2. Writing with purpose: writing short text about their world, creating literature with which they could make a true personal connection.

Regie also encouraged us to commit to writing as an inspiration for students to read. We wrote short text about their homes, families, dreams and what they were studying, often introducing short poems as mentor text. It was during a writing workshop in which students wrote about a subject of their own choosing using the prepositions “between” and “among” that Nathan came up with the title above, “The red moon is between Mars and Cleveland.”

Over the course of the year we published four chapbook-style books of the students’ writing plus a final anthology. As Regie predicted, this writing served as an inspiration for reading as students enthusiastically read aloud their own writing as well as that of their classmates.

3. Providing remedial small group reading support using phonics and just right books

Michael reading with one of the students.

Our biggest stumbling block out of the gate was that so many of our students needed remedial reading instruction and were unacquainted with letter sounds. The missed classroom time due to Covid was devastating for these youngsters! We decided to devote one morning a week to small group reading support as well as one morning for writing. BMAB literacy champion Sharon Zinke’s Rime Magic became our go-to phonics instruction for our kids who through no fault of their own, were starting from scratch on their mastery of letter sounds. Sharon gave generously of her time explaining how to use the phonics instruction for 10 or 15 minutes and then transition to a book of the student’s choosing.

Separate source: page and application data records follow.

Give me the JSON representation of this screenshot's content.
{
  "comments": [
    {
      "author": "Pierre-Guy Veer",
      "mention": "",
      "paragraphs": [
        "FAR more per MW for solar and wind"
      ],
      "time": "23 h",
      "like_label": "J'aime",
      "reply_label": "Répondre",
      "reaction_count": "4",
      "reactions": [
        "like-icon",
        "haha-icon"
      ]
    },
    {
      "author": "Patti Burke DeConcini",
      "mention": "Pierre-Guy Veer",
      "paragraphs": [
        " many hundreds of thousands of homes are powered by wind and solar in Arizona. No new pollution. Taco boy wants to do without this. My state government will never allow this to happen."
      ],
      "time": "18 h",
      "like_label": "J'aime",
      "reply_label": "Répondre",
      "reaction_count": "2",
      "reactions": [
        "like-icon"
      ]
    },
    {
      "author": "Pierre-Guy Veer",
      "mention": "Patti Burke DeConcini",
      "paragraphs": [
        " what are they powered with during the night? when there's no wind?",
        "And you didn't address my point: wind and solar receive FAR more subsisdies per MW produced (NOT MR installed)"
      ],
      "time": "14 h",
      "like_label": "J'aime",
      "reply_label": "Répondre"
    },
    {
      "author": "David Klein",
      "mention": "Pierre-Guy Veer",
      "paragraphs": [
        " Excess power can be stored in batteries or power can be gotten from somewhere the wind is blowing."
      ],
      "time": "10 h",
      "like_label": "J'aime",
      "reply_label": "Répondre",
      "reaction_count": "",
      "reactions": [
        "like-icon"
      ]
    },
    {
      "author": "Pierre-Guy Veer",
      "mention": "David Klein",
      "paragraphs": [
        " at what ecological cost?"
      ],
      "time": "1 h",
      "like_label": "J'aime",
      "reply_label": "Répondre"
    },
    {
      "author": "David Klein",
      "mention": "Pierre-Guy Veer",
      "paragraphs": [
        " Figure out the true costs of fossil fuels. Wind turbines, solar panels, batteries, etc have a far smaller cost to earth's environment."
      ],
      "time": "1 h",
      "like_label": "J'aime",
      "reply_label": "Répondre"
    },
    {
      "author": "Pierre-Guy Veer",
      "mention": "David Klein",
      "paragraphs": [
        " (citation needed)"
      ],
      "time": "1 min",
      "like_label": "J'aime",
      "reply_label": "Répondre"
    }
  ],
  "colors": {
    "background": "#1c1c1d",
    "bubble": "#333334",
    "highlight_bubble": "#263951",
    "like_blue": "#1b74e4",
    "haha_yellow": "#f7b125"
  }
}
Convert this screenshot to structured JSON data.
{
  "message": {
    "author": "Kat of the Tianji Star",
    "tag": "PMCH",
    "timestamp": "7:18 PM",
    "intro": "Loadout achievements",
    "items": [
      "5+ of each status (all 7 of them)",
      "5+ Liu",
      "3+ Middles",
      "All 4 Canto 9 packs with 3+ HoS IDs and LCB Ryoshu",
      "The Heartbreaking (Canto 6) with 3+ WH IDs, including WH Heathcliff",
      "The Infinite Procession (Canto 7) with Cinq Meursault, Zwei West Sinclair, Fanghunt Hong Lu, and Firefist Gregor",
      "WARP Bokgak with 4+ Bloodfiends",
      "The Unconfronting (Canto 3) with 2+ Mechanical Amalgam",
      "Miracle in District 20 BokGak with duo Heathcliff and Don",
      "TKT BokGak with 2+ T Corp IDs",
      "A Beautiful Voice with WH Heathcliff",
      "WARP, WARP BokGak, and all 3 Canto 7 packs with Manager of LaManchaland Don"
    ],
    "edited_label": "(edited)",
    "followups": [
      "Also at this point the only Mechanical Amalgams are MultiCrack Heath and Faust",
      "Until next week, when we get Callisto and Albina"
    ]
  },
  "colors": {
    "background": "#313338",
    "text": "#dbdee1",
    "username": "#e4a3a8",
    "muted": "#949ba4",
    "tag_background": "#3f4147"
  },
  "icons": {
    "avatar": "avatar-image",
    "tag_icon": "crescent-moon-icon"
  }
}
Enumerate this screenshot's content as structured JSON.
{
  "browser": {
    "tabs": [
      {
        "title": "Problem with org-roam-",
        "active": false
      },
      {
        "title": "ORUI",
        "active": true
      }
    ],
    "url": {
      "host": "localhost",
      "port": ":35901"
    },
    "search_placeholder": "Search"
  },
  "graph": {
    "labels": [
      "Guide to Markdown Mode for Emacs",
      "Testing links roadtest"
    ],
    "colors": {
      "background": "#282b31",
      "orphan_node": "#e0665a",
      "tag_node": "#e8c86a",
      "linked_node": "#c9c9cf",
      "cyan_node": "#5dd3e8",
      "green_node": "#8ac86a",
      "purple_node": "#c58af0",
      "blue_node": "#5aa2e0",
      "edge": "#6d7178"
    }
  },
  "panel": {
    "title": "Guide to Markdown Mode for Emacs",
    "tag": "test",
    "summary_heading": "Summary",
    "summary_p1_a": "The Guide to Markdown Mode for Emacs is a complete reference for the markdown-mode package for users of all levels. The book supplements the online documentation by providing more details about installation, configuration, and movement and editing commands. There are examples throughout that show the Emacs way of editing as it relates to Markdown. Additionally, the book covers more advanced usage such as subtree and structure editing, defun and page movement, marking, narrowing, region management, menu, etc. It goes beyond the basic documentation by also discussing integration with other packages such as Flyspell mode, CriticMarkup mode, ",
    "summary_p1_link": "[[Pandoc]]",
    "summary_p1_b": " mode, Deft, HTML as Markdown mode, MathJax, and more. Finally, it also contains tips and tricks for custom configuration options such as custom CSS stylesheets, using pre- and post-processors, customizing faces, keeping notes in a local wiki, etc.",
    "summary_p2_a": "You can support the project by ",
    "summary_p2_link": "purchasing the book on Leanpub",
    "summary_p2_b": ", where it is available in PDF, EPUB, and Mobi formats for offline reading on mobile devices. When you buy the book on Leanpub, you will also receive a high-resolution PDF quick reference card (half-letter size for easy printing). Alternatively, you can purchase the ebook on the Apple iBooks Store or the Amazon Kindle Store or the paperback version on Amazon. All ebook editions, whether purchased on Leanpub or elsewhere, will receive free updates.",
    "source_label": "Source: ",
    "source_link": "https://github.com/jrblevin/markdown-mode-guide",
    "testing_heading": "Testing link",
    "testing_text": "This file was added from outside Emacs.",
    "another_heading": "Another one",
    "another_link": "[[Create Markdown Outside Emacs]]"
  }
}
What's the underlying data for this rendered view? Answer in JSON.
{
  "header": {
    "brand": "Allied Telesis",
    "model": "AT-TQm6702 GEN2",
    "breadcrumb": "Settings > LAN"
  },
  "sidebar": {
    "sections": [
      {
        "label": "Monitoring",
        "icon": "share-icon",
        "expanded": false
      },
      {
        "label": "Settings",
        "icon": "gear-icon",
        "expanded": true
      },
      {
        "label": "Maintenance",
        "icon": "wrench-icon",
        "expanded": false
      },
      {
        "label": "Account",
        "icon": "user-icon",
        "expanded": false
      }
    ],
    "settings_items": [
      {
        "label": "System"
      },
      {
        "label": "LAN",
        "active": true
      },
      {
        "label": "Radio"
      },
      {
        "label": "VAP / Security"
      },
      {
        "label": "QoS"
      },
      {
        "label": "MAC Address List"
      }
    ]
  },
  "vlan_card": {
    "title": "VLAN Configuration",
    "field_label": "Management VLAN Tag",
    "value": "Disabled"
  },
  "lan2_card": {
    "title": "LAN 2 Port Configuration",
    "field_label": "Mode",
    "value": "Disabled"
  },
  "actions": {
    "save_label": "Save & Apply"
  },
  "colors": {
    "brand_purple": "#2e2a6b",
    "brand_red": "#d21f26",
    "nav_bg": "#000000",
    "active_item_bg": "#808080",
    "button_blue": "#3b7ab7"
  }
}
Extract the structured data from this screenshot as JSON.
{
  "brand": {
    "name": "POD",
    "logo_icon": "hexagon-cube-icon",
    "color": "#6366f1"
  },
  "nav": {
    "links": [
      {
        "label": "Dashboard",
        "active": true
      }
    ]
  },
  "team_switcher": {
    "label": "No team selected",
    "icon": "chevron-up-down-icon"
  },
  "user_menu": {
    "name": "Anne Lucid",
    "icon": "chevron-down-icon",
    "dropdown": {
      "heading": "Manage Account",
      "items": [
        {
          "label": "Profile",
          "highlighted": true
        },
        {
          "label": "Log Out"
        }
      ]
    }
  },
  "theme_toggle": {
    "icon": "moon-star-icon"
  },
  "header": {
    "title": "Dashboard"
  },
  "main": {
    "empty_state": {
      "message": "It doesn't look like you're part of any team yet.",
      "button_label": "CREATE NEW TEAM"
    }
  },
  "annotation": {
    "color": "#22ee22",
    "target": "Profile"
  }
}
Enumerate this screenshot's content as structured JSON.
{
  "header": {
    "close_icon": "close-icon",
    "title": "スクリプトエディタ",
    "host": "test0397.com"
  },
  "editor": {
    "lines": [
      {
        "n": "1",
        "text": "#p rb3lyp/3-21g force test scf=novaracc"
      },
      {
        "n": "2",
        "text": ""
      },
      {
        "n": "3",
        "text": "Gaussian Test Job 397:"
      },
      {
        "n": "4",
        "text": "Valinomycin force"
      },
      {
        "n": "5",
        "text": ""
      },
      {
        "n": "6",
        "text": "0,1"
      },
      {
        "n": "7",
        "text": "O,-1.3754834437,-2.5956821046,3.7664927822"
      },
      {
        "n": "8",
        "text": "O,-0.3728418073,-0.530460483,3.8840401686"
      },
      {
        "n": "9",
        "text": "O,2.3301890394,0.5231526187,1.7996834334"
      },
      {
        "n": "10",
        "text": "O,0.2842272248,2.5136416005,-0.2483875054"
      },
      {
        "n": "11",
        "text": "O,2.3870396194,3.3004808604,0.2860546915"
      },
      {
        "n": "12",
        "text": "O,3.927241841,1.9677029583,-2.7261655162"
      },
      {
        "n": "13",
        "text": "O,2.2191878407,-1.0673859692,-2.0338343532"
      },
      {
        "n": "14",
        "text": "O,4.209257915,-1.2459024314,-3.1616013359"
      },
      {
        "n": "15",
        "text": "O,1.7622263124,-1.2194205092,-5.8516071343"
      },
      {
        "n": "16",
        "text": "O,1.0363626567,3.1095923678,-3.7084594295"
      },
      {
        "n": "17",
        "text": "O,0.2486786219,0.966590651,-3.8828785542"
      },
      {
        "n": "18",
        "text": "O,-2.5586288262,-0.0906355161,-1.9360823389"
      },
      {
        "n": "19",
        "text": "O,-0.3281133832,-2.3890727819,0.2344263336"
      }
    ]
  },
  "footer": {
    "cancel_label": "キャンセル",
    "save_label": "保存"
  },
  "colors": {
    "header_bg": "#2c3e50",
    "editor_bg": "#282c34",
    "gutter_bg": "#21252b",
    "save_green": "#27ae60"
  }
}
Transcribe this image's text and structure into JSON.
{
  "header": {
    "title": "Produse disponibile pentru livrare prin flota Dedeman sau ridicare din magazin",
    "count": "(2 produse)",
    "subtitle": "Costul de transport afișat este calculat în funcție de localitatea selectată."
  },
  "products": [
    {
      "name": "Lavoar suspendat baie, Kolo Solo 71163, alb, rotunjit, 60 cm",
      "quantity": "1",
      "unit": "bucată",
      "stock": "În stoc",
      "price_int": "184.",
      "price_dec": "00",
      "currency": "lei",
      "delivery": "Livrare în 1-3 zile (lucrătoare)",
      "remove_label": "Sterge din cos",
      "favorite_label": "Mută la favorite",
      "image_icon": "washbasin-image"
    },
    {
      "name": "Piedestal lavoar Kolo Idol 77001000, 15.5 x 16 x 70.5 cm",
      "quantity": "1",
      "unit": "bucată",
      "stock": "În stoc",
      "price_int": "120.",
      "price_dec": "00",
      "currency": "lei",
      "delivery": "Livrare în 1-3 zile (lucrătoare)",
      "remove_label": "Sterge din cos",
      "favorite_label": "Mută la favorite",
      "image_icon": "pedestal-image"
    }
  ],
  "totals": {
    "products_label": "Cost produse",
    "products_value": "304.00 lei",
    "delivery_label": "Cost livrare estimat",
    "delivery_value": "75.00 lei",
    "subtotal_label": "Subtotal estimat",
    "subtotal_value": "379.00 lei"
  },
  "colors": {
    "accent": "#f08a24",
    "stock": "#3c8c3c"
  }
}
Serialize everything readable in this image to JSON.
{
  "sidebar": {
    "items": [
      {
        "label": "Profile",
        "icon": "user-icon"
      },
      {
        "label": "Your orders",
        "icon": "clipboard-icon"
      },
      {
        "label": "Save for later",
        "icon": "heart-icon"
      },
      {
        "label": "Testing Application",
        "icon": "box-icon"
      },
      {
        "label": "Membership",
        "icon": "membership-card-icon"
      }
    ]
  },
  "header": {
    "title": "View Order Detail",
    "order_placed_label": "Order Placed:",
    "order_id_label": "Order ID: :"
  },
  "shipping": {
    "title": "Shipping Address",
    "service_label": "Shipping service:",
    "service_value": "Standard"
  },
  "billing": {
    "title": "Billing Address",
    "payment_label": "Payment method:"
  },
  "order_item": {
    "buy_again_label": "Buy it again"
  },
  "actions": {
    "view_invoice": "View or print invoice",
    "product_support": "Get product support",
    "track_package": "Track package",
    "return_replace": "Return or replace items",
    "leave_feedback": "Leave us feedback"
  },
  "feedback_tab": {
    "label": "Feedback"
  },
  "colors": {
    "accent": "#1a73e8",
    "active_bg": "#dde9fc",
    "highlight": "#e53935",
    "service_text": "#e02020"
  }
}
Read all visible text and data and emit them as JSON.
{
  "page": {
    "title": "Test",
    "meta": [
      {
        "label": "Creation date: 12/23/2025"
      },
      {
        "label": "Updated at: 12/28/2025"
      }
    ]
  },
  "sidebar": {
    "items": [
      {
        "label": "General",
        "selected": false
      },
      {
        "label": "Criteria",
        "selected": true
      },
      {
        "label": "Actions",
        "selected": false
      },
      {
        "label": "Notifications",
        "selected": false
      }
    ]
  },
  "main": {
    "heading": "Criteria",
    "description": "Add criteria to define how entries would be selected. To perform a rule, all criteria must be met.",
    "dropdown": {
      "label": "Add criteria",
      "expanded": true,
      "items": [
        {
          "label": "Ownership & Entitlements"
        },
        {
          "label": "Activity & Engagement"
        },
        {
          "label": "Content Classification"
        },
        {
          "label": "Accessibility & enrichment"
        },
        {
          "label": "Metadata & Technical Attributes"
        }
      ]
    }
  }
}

It was in the course of these small group lessons that students really began to unlock the mystery of how big words can be broken down for understanding. Capabilities and vocabularies began to expand.

Of course, essential to all of this were the books. Access to books and finding those “just right” books are what transformed our kiddos’ self-perceptions as non-readers to browsers of lists of books, looking for their new favorite series or author. Michael and Ryan dove into Captain Underpants, Shiare became a devoted Jacqueline Woodson fan, Armanie loved the fashion sense of Baby Mouse, Shamar and Pete the Cat were both enamored with their shoes. All of these students just like Bria who began the year as self-proclaimed nonreader had been swept away by Rhyming Dust Bunnies, were able to discover just right books.

These individual discoveries, each as precious as a red moon, were funded by BMAB, changing these children’s self-perceptions, capabilities, and the trajectories of their learning journeys. Thank you, Lois Bridges and Bring Me a Book!

© 2022 Sara Holbrook and Michael Salinger